This sounds like a very frustrating situation.Navigating the special education system can be difficult.I applaud your determination.
As you certainly now realize, just because your doctor recommends an out-of-district placement for your son doesn't mean the school is required to provide it.
In order to secure this placement you must establish (1) that the current placement is inappropriate AND (2) that the proposed placement is appropriate.
The law defines "appropriate" as a place where your child can make "effective educational progress" in the "least restrictive environment."Each state defines "effective educational progress" differently, so consult your state regulations and case law.Because an out-of-district placement is less inclusive than your son's current placement, you must also prove that the out-of district placement is the least restrictive environment in which your son can make effective educational progress.
How do you prove your case?With evidence - evaluations, classroom observations, and testing over time, for example.I would strongly urge you to consult with a special education attorney before filing a due process request.Good luck! If you are in the Boston area, contact The Law Office of Lillian E. Wong today.
Parents have 30 days to review and to make a decision about the IEP. Parents can accept the IEP, reject the IEP or accept in part/reject in part.
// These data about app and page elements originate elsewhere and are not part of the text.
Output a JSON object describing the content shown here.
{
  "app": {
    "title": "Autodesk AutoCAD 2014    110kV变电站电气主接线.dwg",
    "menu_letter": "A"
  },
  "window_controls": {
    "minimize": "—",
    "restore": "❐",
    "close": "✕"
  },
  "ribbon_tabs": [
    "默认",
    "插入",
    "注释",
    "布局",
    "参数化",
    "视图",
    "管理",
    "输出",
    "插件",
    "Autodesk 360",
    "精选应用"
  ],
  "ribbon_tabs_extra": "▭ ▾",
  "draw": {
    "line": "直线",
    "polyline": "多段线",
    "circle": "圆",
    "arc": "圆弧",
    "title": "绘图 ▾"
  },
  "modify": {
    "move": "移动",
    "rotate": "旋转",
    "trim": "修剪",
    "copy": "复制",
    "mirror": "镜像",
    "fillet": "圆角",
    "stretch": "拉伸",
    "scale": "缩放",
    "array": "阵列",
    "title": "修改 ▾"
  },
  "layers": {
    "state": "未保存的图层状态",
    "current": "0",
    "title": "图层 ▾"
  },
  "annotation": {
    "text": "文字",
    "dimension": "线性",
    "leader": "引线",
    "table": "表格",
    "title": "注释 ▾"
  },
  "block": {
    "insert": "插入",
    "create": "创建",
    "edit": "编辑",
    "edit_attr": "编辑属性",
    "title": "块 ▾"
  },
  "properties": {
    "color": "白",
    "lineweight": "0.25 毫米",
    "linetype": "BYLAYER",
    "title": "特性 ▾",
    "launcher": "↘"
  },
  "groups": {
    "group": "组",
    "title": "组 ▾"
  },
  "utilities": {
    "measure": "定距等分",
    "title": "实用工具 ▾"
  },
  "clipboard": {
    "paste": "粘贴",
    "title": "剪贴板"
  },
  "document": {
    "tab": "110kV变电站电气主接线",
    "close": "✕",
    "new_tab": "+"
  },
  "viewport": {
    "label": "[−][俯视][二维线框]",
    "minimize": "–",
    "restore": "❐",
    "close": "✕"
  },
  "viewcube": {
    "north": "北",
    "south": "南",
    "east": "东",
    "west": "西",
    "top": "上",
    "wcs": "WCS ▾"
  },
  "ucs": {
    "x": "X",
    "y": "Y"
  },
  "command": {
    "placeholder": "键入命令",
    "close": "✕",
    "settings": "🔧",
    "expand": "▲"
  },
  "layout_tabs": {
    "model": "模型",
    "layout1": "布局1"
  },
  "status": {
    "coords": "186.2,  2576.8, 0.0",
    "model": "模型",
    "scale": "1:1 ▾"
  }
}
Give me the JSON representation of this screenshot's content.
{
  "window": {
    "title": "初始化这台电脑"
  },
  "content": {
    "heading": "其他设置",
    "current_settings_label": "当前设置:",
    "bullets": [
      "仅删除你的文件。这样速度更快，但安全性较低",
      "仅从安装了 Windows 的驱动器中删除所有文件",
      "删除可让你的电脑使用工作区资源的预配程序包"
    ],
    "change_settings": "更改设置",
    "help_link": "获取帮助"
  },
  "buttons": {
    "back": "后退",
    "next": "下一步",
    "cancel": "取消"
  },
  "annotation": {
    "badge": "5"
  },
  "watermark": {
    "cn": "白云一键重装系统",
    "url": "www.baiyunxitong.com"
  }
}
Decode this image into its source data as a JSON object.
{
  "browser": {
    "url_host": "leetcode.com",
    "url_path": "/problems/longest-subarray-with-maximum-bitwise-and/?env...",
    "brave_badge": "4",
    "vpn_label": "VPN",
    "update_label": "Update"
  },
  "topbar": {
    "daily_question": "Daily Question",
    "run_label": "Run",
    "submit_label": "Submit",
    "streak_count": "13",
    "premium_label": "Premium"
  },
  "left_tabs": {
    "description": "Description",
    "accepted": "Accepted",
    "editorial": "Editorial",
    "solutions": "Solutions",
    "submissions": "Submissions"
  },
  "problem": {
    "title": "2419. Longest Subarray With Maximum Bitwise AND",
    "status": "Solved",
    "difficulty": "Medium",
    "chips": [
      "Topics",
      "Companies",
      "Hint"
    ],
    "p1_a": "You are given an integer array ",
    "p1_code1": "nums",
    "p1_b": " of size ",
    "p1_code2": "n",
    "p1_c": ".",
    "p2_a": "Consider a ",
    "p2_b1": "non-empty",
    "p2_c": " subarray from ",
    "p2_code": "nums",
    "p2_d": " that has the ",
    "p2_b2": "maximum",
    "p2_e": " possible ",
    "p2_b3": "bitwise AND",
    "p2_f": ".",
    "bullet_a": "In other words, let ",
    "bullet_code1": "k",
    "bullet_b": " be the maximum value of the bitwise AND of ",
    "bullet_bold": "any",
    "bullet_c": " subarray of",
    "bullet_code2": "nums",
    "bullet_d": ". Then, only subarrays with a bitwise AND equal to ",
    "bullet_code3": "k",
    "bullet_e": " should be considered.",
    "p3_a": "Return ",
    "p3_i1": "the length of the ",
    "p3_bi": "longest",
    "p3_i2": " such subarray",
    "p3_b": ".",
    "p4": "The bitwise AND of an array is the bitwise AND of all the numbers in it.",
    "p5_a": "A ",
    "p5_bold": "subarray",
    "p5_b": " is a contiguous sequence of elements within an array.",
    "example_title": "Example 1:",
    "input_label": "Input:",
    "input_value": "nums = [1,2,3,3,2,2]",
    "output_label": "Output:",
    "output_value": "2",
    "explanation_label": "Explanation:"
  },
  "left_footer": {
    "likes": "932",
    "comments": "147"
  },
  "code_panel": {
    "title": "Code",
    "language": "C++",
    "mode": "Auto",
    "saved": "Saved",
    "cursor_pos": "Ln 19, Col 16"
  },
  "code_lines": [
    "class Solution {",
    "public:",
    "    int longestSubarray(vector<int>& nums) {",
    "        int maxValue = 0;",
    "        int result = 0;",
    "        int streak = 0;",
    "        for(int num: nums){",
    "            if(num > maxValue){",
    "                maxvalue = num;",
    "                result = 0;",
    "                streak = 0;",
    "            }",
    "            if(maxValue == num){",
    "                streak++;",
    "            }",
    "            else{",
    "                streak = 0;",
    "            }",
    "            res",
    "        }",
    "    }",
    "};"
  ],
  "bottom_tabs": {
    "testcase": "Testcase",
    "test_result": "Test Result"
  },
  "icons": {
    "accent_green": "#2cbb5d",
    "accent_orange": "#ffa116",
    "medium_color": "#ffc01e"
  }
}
When parents reject an IEP in whole or in part, the school must notify the Board of Special Education Appeals (BSEA).After receiving the rejection, the school must notify the BSEA within 5 DAYS.603 CMR 28.08(3)(b).The BSEA then notifies parents and the school of their right to request a hearing and/or mediation. To read more on rejecting an IEP click here, and feel free to leave any comments.